An American Red Cross volunteer from Louisiana has been honored with a prestigious award by the National Voluntary Organizations Active in Disaster.
Dee Binder, a Mandeville resident who has served with the Red Cross since 2004, has been recognized as the Don Hampton Volunteer of the Year for “exhibiting outstanding and unique volunteer service within the VOAD movement” in the past year.
Binder’s vision and leadership in disaster planning was apparent during Louisiana’s August 2016 flood as the feeding plan she co-wrote with volunteer Amy Stoodt was implemented. Coordinating with Louisiana emergency officials, faith-based and other community partners and volunteers, Dee and her team were able to help tens of thousands. The Red Cross response included more than 79,800 overnight shelter stays and more than 1.3 million meals and snacks served – efforts Binder directly influenced.
“Volunteers are the lifeblood of disaster response and recovery in this nation. Dee Binder exemplifies the impact that one volunteer can have on thousands of survivors,” said Gregory A. Forrester, president and CEO of NVOAD. “Dee planned for a catastrophic event, found other team members, developed additional resources, and then when disaster struck, she launched the plan. Given resources and the ability to follow her heart, Dee showed that every volunteer can make an exponential difference in the recovery of a community.”
NVOAD – an association of faith-, community-, and other non-government organizations – seeks to build community resiliency throughout the disaster cycle. The prestigious award was presented in Houston at its 25th annual conference last month that included workshops and service projects, as well as the Awards Dinner celebrating State VOAD of the Year, National Member of the Year, and Partner of the Year.
Binder has served thousands of hours in her 13 years of service with the Red Cross in Louisiana. Her skills as a planner and organizer moved her beyond daily disaster response at a community-based level to a leadership position for the state as the mass care (shelter and feeding) leader. Through the process, she identified and developed a dedicated team of volunteers, inside the Red Cross and with partners like the Southern Baptists, who agreed to serve as points of contact during disaster response.

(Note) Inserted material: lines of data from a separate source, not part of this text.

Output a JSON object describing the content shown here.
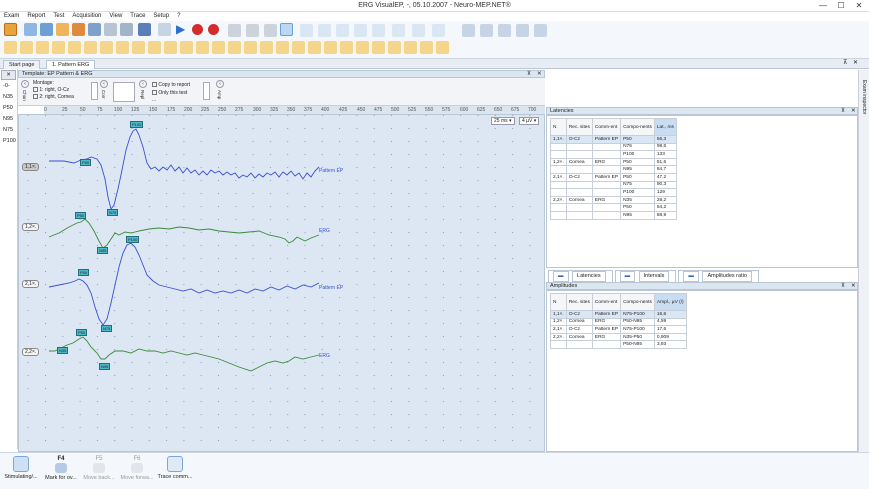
{
  "window": {
    "title": "ERG VisualEP, -, 05.10.2007 - Neuro-MEP.NET®",
    "minimize": "—",
    "maximize": "☐",
    "close": "✕"
  },
  "menu": [
    "Exam",
    "Report",
    "Test",
    "Acquisition",
    "View",
    "Trace",
    "Setup",
    "?"
  ],
  "tabs": {
    "start": "Start page",
    "active": "1. Pattern ERG"
  },
  "left_list": [
    "-0-",
    "N35",
    "P50",
    "N95",
    "N75",
    "P100"
  ],
  "template": {
    "header": "Template: EP Pattern & ERG",
    "montage_label": "Montage:",
    "montage_1": "1: right, O-Cz",
    "montage_2": "2: right, Cornea",
    "chan_label": "Chan",
    "corr_label": "Corr",
    "repl_label": "Repl",
    "amp_label": "Amp",
    "copy_to_report": "Copy to report",
    "only_this_test": "Only this test",
    "dots": "..."
  },
  "ruler": {
    "ticks": [
      "0",
      "25",
      "50",
      "75",
      "100",
      "125",
      "150",
      "175",
      "200",
      "225",
      "250",
      "275",
      "300",
      "325",
      "350",
      "375",
      "400",
      "425",
      "450",
      "475",
      "500",
      "525",
      "550",
      "575",
      "600",
      "625",
      "650",
      "675",
      "700"
    ],
    "timebase": "25 ms",
    "gain": "4 µV"
  },
  "traces": [
    {
      "id": "1,1×.",
      "label": "Pattern EP",
      "color": "#3a4fd0",
      "markers": [
        "P50",
        "N75",
        "P100"
      ]
    },
    {
      "id": "1,2×.",
      "label": "ERG",
      "color": "#3a8a3a",
      "markers": [
        "P50",
        "N95"
      ]
    },
    {
      "id": "2,1×.",
      "label": "Pattern EP",
      "color": "#3a4fd0",
      "markers": [
        "P50",
        "N75",
        "P100"
      ]
    },
    {
      "id": "2,2×.",
      "label": "ERG",
      "color": "#3a8a3a",
      "markers": [
        "N35",
        "P50",
        "N95"
      ]
    }
  ],
  "latencies": {
    "title": "Latencies",
    "headers": [
      "N",
      "Rec. sites",
      "Comm-ent",
      "Compo-nents",
      "Lat., ms"
    ],
    "rows": [
      [
        "1,1×.",
        "O-Cz",
        "Pattern EP",
        "P50",
        "56,3"
      ],
      [
        "",
        "",
        "",
        "N75",
        "98,6"
      ],
      [
        "",
        "",
        "",
        "P100",
        "133"
      ],
      [
        "1,2×.",
        "Cornea",
        "ERG",
        "P50",
        "51,6"
      ],
      [
        "",
        "",
        "",
        "N95",
        "84,7"
      ],
      [
        "2,1×.",
        "O-Cz",
        "Pattern EP",
        "P50",
        "47,2"
      ],
      [
        "",
        "",
        "",
        "N75",
        "90,3"
      ],
      [
        "",
        "",
        "",
        "P100",
        "129"
      ],
      [
        "2,2×.",
        "Cornea",
        "ERG",
        "N35",
        "28,2"
      ],
      [
        "",
        "",
        "",
        "P50",
        "54,2"
      ],
      [
        "",
        "",
        "",
        "N95",
        "88,9"
      ]
    ]
  },
  "panel_tabs": [
    "Latencies",
    "Intervals",
    "Amplitudes ratio"
  ],
  "amplitudes": {
    "title": "Amplitudes",
    "headers": [
      "N",
      "Rec. sites",
      "Comm-ent",
      "Compo-nents",
      "Ampl., µV (/)"
    ],
    "rows": [
      [
        "1,1×.",
        "O-Cz",
        "Pattern EP",
        "N75-P100",
        "16,6"
      ],
      [
        "1,2×.",
        "Cornea",
        "ERG",
        "P50-N95",
        "4,59"
      ],
      [
        "2,1×.",
        "O-Cz",
        "Pattern EP",
        "N75-P100",
        "17,6"
      ],
      [
        "2,2×.",
        "Cornea",
        "ERG",
        "N35-P50",
        "0,909"
      ],
      [
        "",
        "",
        "",
        "P50-N95",
        "3,93"
      ]
    ]
  },
  "inspector": "Exam inspector",
  "bottom": [
    {
      "label": "Stimulating/...",
      "key": ""
    },
    {
      "label": "Mark for ov...",
      "key": "F4"
    },
    {
      "label": "Move back...",
      "key": "F5"
    },
    {
      "label": "Move forwa...",
      "key": "F6"
    },
    {
      "label": "Trace comm...",
      "key": ""
    }
  ]
}
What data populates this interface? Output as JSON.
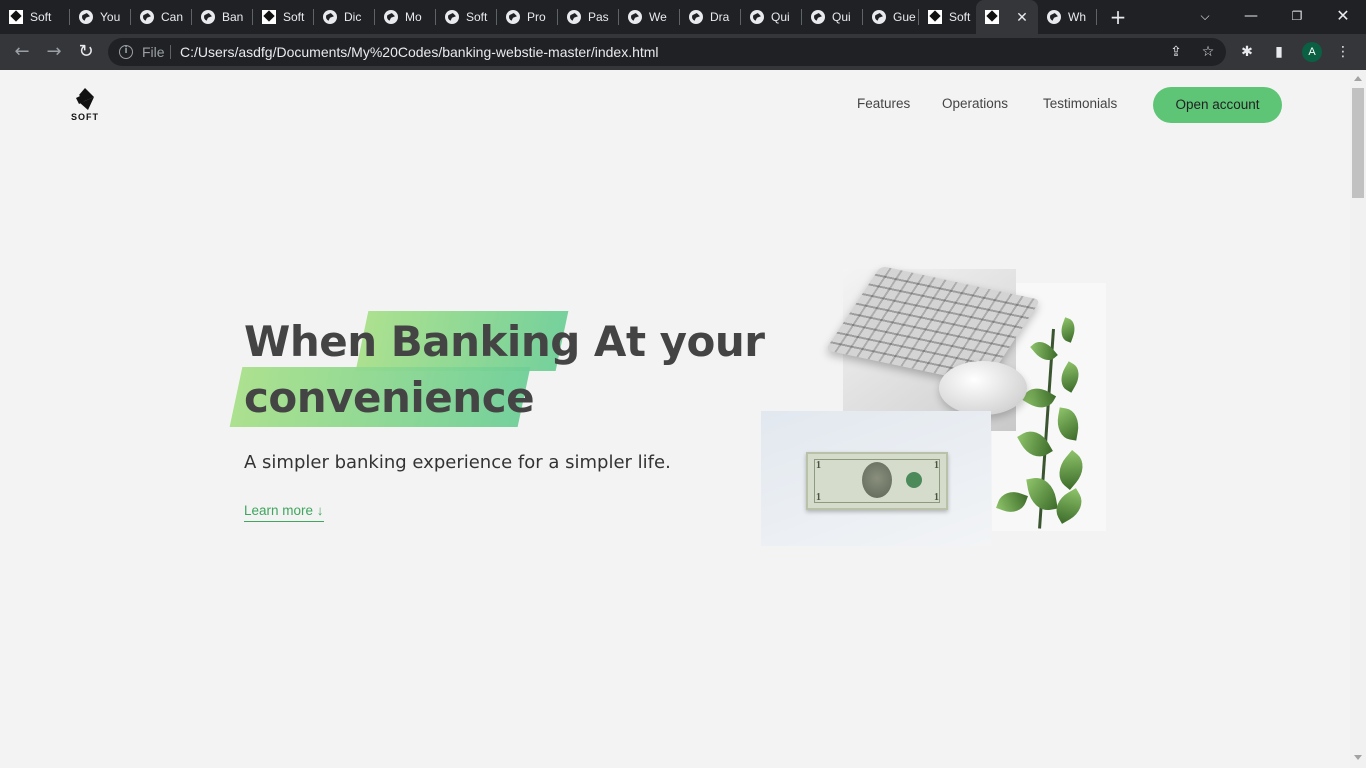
{
  "browser": {
    "tabs": [
      {
        "title": "Soft",
        "icon": "soft-icon"
      },
      {
        "title": "You",
        "icon": "globe-icon"
      },
      {
        "title": "Can",
        "icon": "globe-icon"
      },
      {
        "title": "Ban",
        "icon": "globe-icon"
      },
      {
        "title": "Soft",
        "icon": "soft-icon"
      },
      {
        "title": "Dic",
        "icon": "globe-icon"
      },
      {
        "title": "Mo",
        "icon": "globe-icon"
      },
      {
        "title": "Soft",
        "icon": "globe-icon"
      },
      {
        "title": "Pro",
        "icon": "globe-icon"
      },
      {
        "title": "Pas",
        "icon": "globe-icon"
      },
      {
        "title": "We",
        "icon": "globe-icon"
      },
      {
        "title": "Dra",
        "icon": "globe-icon"
      },
      {
        "title": "Qui",
        "icon": "globe-icon"
      },
      {
        "title": "Qui",
        "icon": "globe-icon"
      },
      {
        "title": "Gue",
        "icon": "globe-icon"
      },
      {
        "title": "Soft",
        "icon": "soft-icon"
      },
      {
        "title": "",
        "icon": "soft-icon",
        "active": true
      },
      {
        "title": "Wh",
        "icon": "globe-icon"
      }
    ],
    "url_scheme_label": "File",
    "url": "C:/Users/asdfg/Documents/My%20Codes/banking-webstie-master/index.html",
    "profile_initial": "A"
  },
  "site": {
    "logo_text": "SOFT",
    "nav": [
      "Features",
      "Operations",
      "Testimonials"
    ],
    "cta_label": "Open account"
  },
  "hero": {
    "title_part1": "When ",
    "title_highlight1": "Banking",
    "title_part2": " At your",
    "title_highlight2": "convenience",
    "subtitle": "A simpler banking experience for a simpler life.",
    "learn_more": "Learn more ↓"
  },
  "colors": {
    "accent": "#5ec576",
    "highlight_start": "#a8e08a",
    "highlight_end": "#6fcf97",
    "heading": "#444444"
  }
}
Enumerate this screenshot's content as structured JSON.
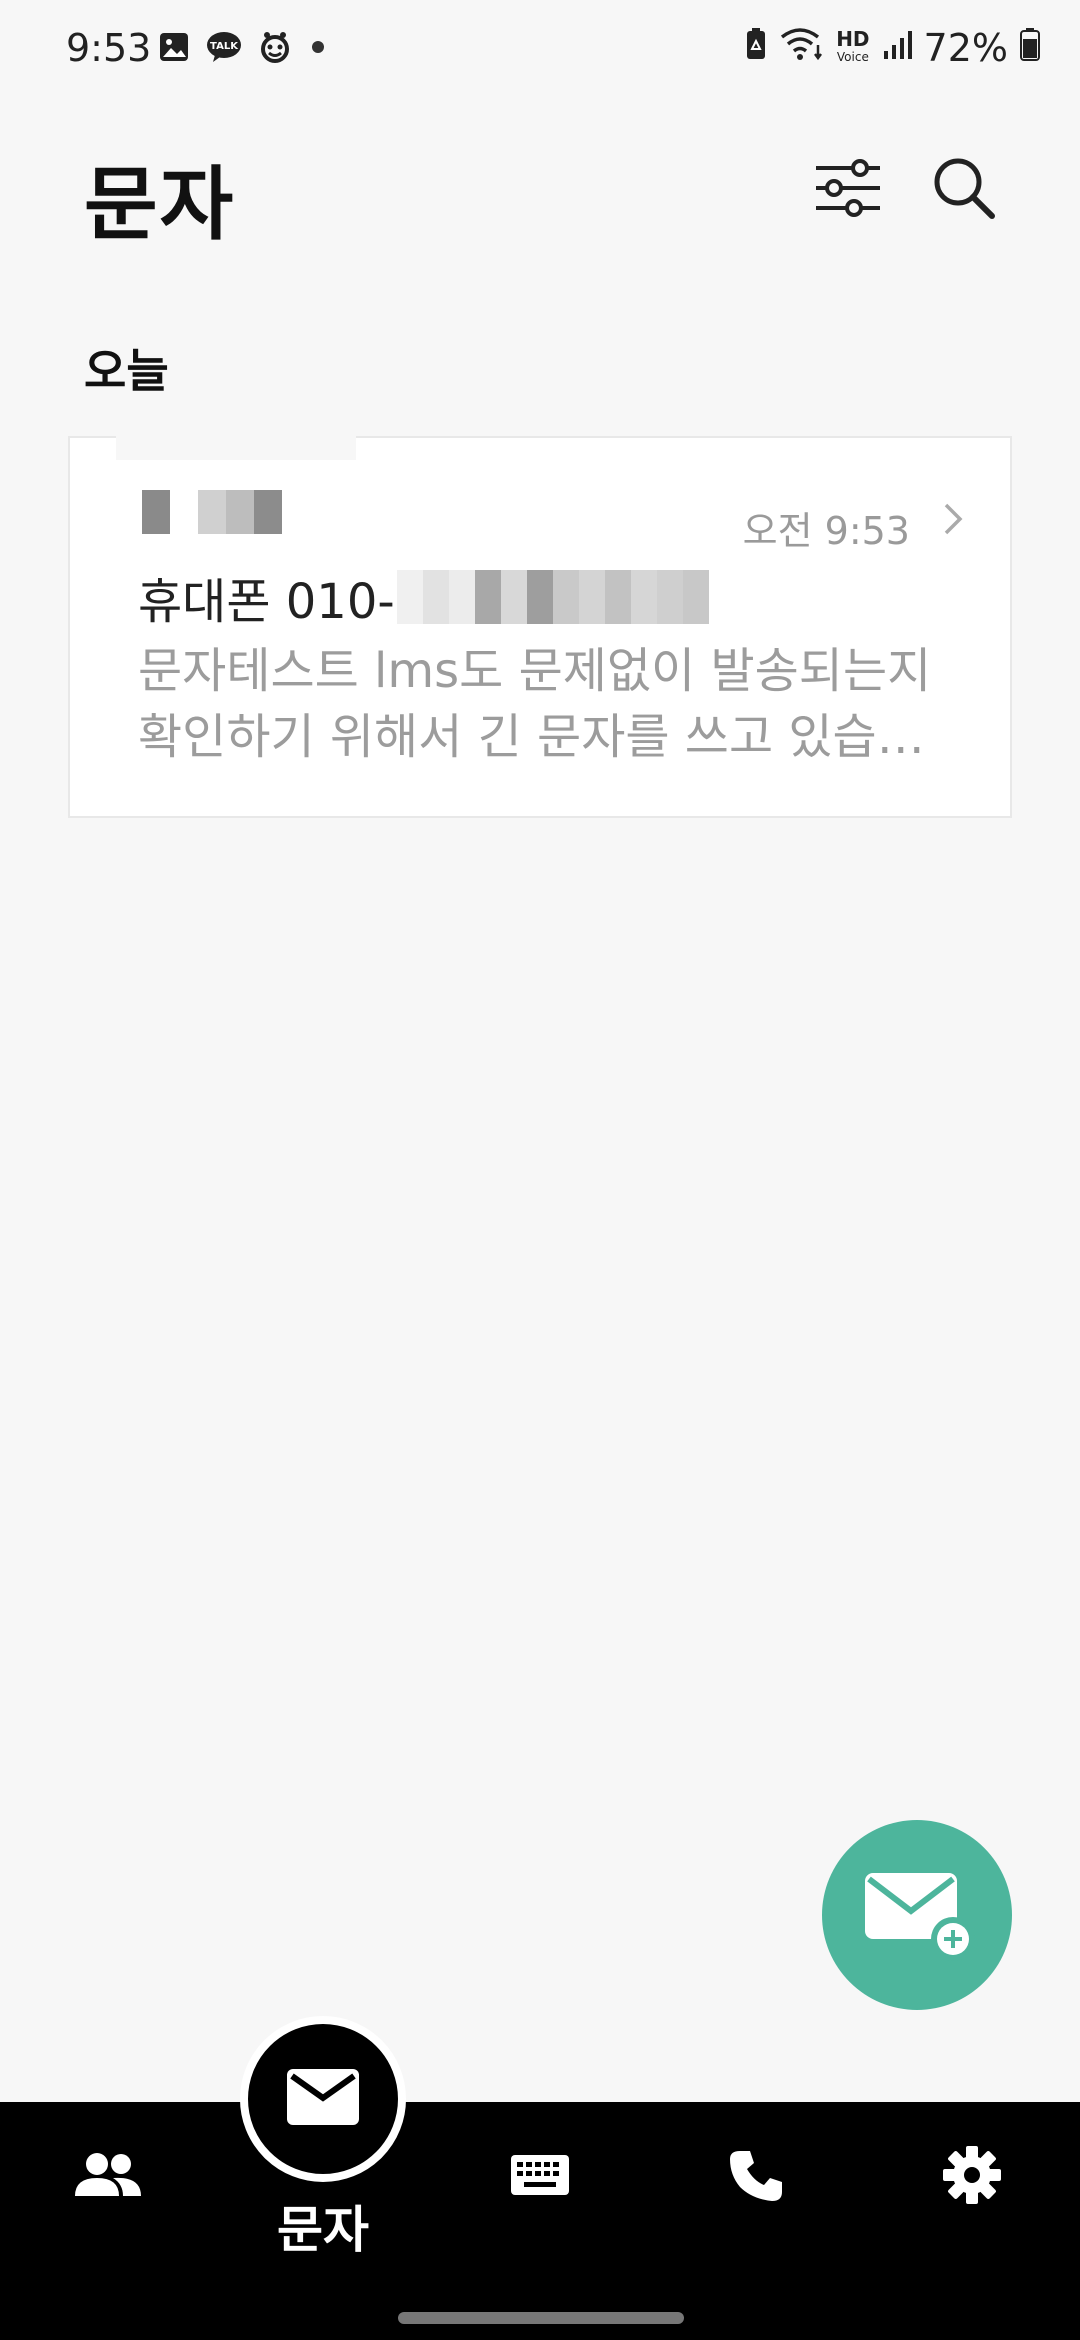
{
  "status_bar": {
    "time": "9:53",
    "battery": "72%",
    "left_icons": [
      "gallery-icon",
      "kakaotalk-icon",
      "app-icon",
      "dot-icon"
    ],
    "right_icons": [
      "battery-saver-icon",
      "wifi-icon",
      "hd-voice-icon",
      "signal-icon",
      "battery-icon"
    ],
    "hd_label": "HD",
    "voice_label": "Voice"
  },
  "header": {
    "title": "문자",
    "filter_icon": "filter-sliders-icon",
    "search_icon": "search-icon"
  },
  "section": {
    "title": "오늘"
  },
  "messages": [
    {
      "time": "오전 9:53",
      "phone_prefix": "휴대폰 010-",
      "preview_line1": "문자테스트 lms도 문제없이 발송되는지",
      "preview_line2": "확인하기 위해서 긴 문자를 쓰고 있습…"
    }
  ],
  "fab": {
    "icon": "compose-message-icon"
  },
  "bottom_nav": {
    "items": [
      {
        "icon": "contacts-icon"
      },
      {
        "icon": "message-icon",
        "label": "문자",
        "active": true
      },
      {
        "icon": "keypad-icon"
      },
      {
        "icon": "phone-icon"
      },
      {
        "icon": "settings-icon"
      }
    ],
    "active_label": "문자"
  },
  "colors": {
    "accent": "#4db59c",
    "nav_bg": "#000000",
    "background": "#f7f7f7"
  }
}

“The volunteer efforts, partner collaboration and leadership demonstrated by Dee Binder during the flooding in Louisiana and many other disasters truly reflect the hard work and spirit of the voluntary sector,” said April Wood, senior director of the American Red Cross Community Mobilization and Partnerships program. “She represents the true meaning of this peer-nominated award.”
The August 2016 floods had no advance warning and contrast starkly with most emergency shelter plans, using hurricanes as a baseline, that allow for 120+ hours leading up to an event.
“This is where Dee’s detailed planning, passionate supervision and intimate knowledge of partners’ skills and strengths came to the forefront,” said Joshua Joachim, chief executive of the Red Cross in Louisiana.
“Thanks to that planning, Dee and her team were able to provide a hot meal to neighbors in need from the very first one served – for more than 40,000 hot meals a day during the peak of the flood response.”
And when other disaster response partners were able to begin their operations, Binder and her team coordinated through the daily FEMA-led statewide feeding task force call and assimilated their feeding routes into those already in place to ensure maximum reach with little duplication. Binder’s efforts in mass care ran through November, in a disaster response that became the largest the Red Cross has responded to since Hurricane Sandy in 2012.
“When Dee’s plans were rerouted due to inaccessible areas, Dee and the Red Cross feeding team worked with partners who were able to engage quickly to help set up feeding drops for hundreds of neighbors forced from their homes because of rising floodwaters,” Joachim said. “She was tireless, she was compassionate, and she was driven by a desire to leave no one hungry.”
Binder recognizes that all sectors of a community’s disaster response must work together to build a more resilient, united front. She credits building a team of volunteers who bring skill sets that put “a backbone to my knowledge.”
“Over the years, I have worked with amazing people, who like us all, have chosen to become part of something greater than ourselves – uniting during disasters to show those suffering that they are not alone, giving them hope that things will get better,” Binder said at the national awards ceremony in Houston.